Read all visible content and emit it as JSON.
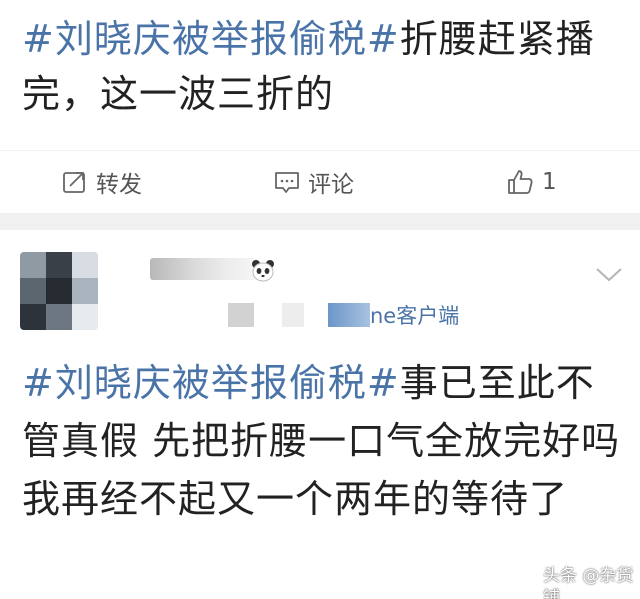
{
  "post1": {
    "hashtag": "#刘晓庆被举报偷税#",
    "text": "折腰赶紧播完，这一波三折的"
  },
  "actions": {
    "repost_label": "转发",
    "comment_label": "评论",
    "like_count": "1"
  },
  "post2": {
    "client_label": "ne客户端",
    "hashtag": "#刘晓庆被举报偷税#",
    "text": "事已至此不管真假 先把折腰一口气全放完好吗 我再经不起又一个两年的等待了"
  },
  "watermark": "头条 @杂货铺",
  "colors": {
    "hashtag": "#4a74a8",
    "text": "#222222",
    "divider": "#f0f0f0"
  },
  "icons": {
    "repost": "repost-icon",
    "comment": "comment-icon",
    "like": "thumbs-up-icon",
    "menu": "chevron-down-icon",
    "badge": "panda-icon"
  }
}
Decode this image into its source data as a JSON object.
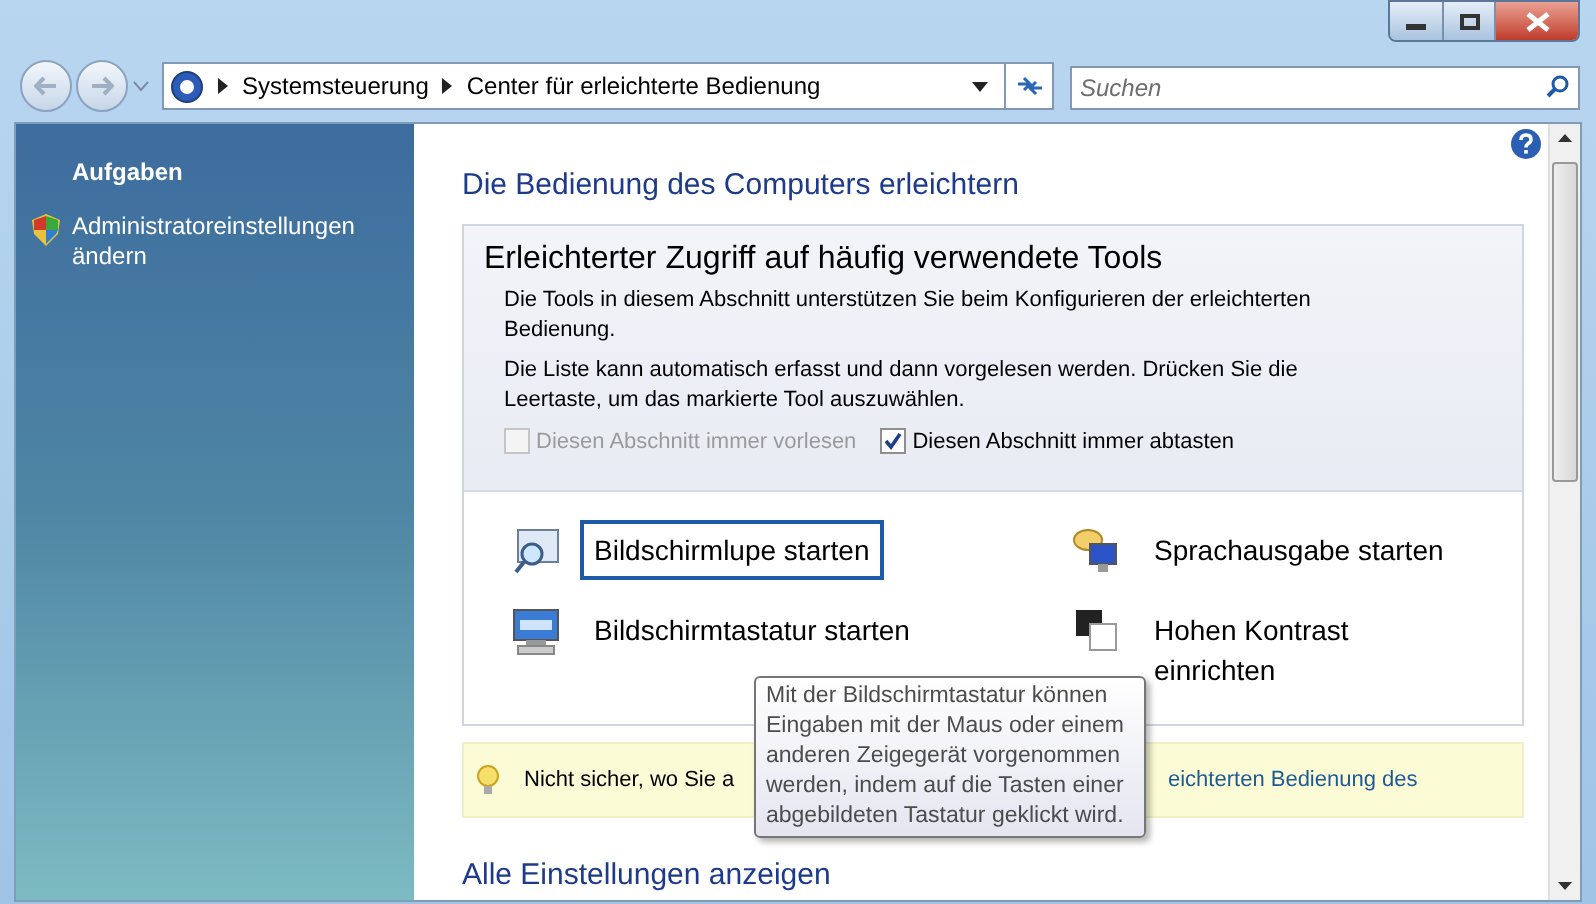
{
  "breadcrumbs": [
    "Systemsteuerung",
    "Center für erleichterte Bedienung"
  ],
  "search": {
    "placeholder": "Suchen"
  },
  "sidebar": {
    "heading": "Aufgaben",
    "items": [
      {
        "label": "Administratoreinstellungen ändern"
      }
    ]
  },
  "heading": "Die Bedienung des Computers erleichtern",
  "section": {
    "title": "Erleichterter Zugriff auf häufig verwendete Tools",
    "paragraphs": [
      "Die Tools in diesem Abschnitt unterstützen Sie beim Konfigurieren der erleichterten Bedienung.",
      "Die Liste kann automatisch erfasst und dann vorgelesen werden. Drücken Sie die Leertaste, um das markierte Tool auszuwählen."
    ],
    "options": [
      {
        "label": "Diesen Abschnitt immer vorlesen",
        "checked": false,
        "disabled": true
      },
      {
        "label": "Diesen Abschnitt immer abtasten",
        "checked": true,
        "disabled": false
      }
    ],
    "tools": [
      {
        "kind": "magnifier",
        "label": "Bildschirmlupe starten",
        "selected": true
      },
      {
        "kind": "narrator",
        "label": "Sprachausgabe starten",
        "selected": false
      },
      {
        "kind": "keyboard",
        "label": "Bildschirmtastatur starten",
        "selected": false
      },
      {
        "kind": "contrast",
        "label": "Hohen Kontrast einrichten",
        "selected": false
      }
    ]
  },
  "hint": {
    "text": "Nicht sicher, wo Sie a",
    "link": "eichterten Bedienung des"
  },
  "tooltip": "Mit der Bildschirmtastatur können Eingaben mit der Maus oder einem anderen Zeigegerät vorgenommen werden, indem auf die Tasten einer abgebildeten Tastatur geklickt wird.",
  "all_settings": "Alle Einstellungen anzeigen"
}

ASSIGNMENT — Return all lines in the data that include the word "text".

ANSWER —
    "text": "折腰赶紧播完，这一波三折的"
    "text": "事已至此不管真假 先把折腰一口气全放完好吗 我再经不起又一个两年的等待了"
    "text": "#222222",
    "text": "Nicht sicher, wo Sie a",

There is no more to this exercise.